My latest interview for the library project I am helping with was nothing short of eye-opening and made the emotions I feel on Remembrance Day seem insignificant.  Charlie was born in 1925.   After graduating high school, his career focus was on the Navy.  It wasn’t until he talked with his teacher that he decided to become a soldier in the army.  After going through basic training, being sent for further training in Nova Scotia and finally turning 19, Charlie found himself being sent to Europe in November of 1944.

Now, at the age of 92, he skillfully walked me through his journey from Canada to England and then to Italy.  He joined the 48th Highlanders and they moved on to Pisa, where he remembered the leaning tower.  From there they were transferred to Marseilles and then took a truck to Belgium.  They crossed the Rhine into Germany into an area that had already been cleared and his troop eventually ended up in Apeldoorn, Holland.

By mid-morning on April 17th, 1945, the Highlanders had secured the north-western section, the Hastings were on the grounds of Het Loo Palace and the Royal Canadian Regiment was in the town square. The West Nova Scotia Regiment of the 3rd Brigade took over the south-western perimeter of the town before noon.  Charlie was on the front lines when Holland was liberated.

It was remarkable watching him become so emotional when he told me how his unit was given the news on September 2nd, 1945 that the war was finally over.   It was 72 years later and, if I could describe the look in his eye, he was right back on that street when he first heard the news, standing in his uniform pants and a t-shirt.

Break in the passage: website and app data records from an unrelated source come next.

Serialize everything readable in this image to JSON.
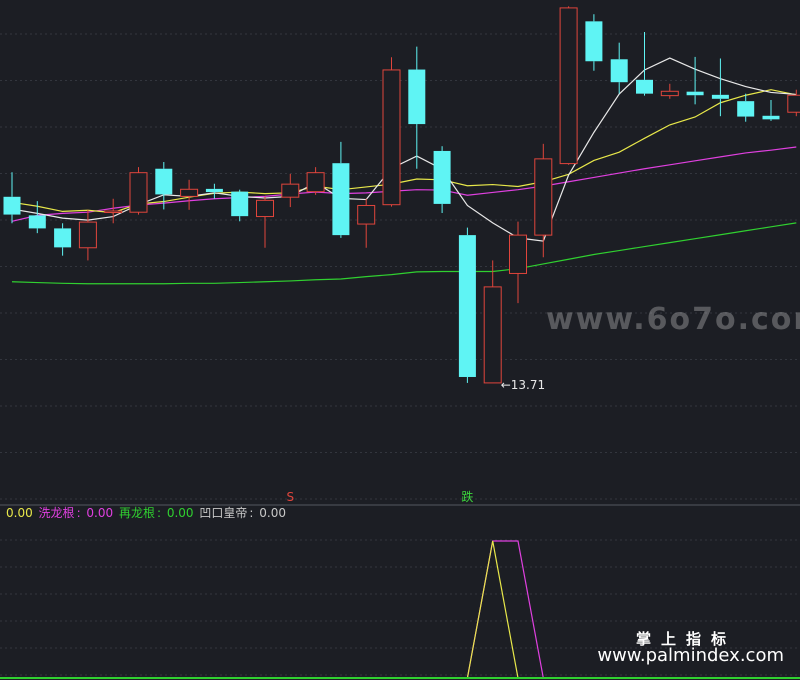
{
  "colors": {
    "background": "#1c1e24",
    "grid": "#33363e",
    "up_candle": "#e0453c",
    "down_candle": "#5ff4f4",
    "ma_white": "#e8e8e8",
    "ma_yellow": "#e8e84a",
    "ma_magenta": "#e040e0",
    "ma_green": "#30d030",
    "indicator_yellow": "#e8e84a",
    "indicator_magenta": "#e040e0",
    "indicator_green": "#30d030",
    "indicator_gray": "#c8c8c8",
    "signal_s": "#e0453c",
    "signal_die": "#3cd83c"
  },
  "chart_data": {
    "type": "candlestick",
    "price_range": [
      11.0,
      23.4
    ],
    "candles": [
      {
        "o": 18.42,
        "h": 19.04,
        "l": 17.75,
        "c": 17.97
      },
      {
        "o": 17.95,
        "h": 18.31,
        "l": 17.5,
        "c": 17.62
      },
      {
        "o": 17.62,
        "h": 17.75,
        "l": 16.93,
        "c": 17.14
      },
      {
        "o": 17.13,
        "h": 18.09,
        "l": 16.81,
        "c": 17.78
      },
      {
        "o": 18.05,
        "h": 18.37,
        "l": 17.75,
        "c": 18.06
      },
      {
        "o": 18.03,
        "h": 19.17,
        "l": 17.97,
        "c": 19.03
      },
      {
        "o": 19.13,
        "h": 19.3,
        "l": 18.1,
        "c": 18.48
      },
      {
        "o": 18.43,
        "h": 18.85,
        "l": 18.09,
        "c": 18.61
      },
      {
        "o": 18.62,
        "h": 18.75,
        "l": 18.37,
        "c": 18.54
      },
      {
        "o": 18.55,
        "h": 18.6,
        "l": 17.8,
        "c": 17.93
      },
      {
        "o": 17.92,
        "h": 18.43,
        "l": 17.13,
        "c": 18.33
      },
      {
        "o": 18.41,
        "h": 19.0,
        "l": 18.16,
        "c": 18.74
      },
      {
        "o": 18.55,
        "h": 19.17,
        "l": 18.47,
        "c": 19.03
      },
      {
        "o": 19.27,
        "h": 19.81,
        "l": 17.38,
        "c": 17.45
      },
      {
        "o": 17.73,
        "h": 18.37,
        "l": 17.13,
        "c": 18.2
      },
      {
        "o": 18.22,
        "h": 21.95,
        "l": 18.17,
        "c": 21.63
      },
      {
        "o": 21.64,
        "h": 22.22,
        "l": 19.13,
        "c": 20.26
      },
      {
        "o": 19.58,
        "h": 19.7,
        "l": 18.01,
        "c": 18.24
      },
      {
        "o": 17.45,
        "h": 17.64,
        "l": 13.71,
        "c": 13.86
      },
      {
        "o": 13.71,
        "h": 16.81,
        "l": 13.71,
        "c": 16.14
      },
      {
        "o": 16.48,
        "h": 17.79,
        "l": 15.73,
        "c": 17.45
      },
      {
        "o": 17.45,
        "h": 19.76,
        "l": 16.89,
        "c": 19.38
      },
      {
        "o": 19.26,
        "h": 23.24,
        "l": 19.23,
        "c": 23.2
      },
      {
        "o": 22.86,
        "h": 23.04,
        "l": 21.61,
        "c": 21.85
      },
      {
        "o": 21.9,
        "h": 22.32,
        "l": 21.03,
        "c": 21.32
      },
      {
        "o": 21.38,
        "h": 22.59,
        "l": 20.98,
        "c": 21.03
      },
      {
        "o": 20.98,
        "h": 21.28,
        "l": 20.9,
        "c": 21.09
      },
      {
        "o": 21.08,
        "h": 21.96,
        "l": 20.76,
        "c": 20.99
      },
      {
        "o": 21.0,
        "h": 21.92,
        "l": 20.46,
        "c": 20.9
      },
      {
        "o": 20.84,
        "h": 21.03,
        "l": 20.32,
        "c": 20.45
      },
      {
        "o": 20.47,
        "h": 20.87,
        "l": 20.34,
        "c": 20.38
      },
      {
        "o": 20.56,
        "h": 21.13,
        "l": 20.46,
        "c": 20.99
      }
    ],
    "ma_white": [
      18.11,
      18.0,
      17.88,
      17.83,
      17.92,
      18.22,
      18.47,
      18.43,
      18.52,
      18.43,
      18.39,
      18.43,
      18.78,
      18.38,
      18.35,
      19.14,
      19.45,
      19.12,
      18.2,
      17.76,
      17.38,
      17.3,
      18.97,
      20.05,
      21.02,
      21.63,
      21.93,
      21.65,
      21.41,
      21.21,
      21.06,
      21.01
    ],
    "ma_yellow": [
      18.28,
      18.18,
      18.05,
      18.08,
      18.02,
      18.24,
      18.3,
      18.41,
      18.51,
      18.54,
      18.5,
      18.52,
      18.69,
      18.6,
      18.67,
      18.74,
      18.87,
      18.85,
      18.7,
      18.73,
      18.68,
      18.8,
      18.99,
      19.34,
      19.55,
      19.9,
      20.24,
      20.44,
      20.8,
      20.99,
      21.13,
      21.0
    ],
    "ma_magenta": [
      17.8,
      17.95,
      18.0,
      18.03,
      18.13,
      18.21,
      18.26,
      18.32,
      18.37,
      18.4,
      18.43,
      18.49,
      18.54,
      18.5,
      18.52,
      18.56,
      18.6,
      18.59,
      18.46,
      18.53,
      18.6,
      18.69,
      18.8,
      18.91,
      19.02,
      19.13,
      19.23,
      19.33,
      19.43,
      19.53,
      19.6,
      19.68
    ],
    "ma_green": [
      16.27,
      16.25,
      16.23,
      16.22,
      16.22,
      16.22,
      16.22,
      16.23,
      16.23,
      16.25,
      16.27,
      16.29,
      16.32,
      16.34,
      16.4,
      16.45,
      16.52,
      16.53,
      16.53,
      16.53,
      16.6,
      16.72,
      16.84,
      16.96,
      17.06,
      17.16,
      17.26,
      17.36,
      17.46,
      17.56,
      17.66,
      17.76
    ],
    "low_annotation": {
      "index": 19,
      "label": "←13.71"
    },
    "signals": [
      {
        "index": 11,
        "label": "S"
      },
      {
        "index": 18,
        "label": "跌"
      }
    ],
    "indicator": {
      "title_partial": "0.00",
      "series": [
        {
          "name": "洗龙根",
          "value": "0.00"
        },
        {
          "name": "再龙根",
          "value": "0.00"
        },
        {
          "name": "凹口皇帝",
          "value": "0.00"
        }
      ],
      "yellow_line": [
        0,
        0,
        0,
        0,
        0,
        0,
        0,
        0,
        0,
        0,
        0,
        0,
        0,
        0,
        0,
        0,
        0,
        0,
        0,
        1,
        0,
        0,
        0,
        0,
        0,
        0,
        0,
        0,
        0,
        0,
        0,
        0
      ],
      "magenta_line": [
        0,
        0,
        0,
        0,
        0,
        0,
        0,
        0,
        0,
        0,
        0,
        0,
        0,
        0,
        0,
        0,
        0,
        0,
        0,
        1,
        1,
        0,
        0,
        0,
        0,
        0,
        0,
        0,
        0,
        0,
        0,
        0
      ]
    }
  },
  "watermarks": {
    "brand": "掌上指标",
    "url": "www.palmindex.com",
    "site": "www.6o7o.com"
  }
}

History really is about his story and so many other stories.  And next year on Remembrance Day, I will remember Charlie and the countless others who sacrificed their freedom to defend others.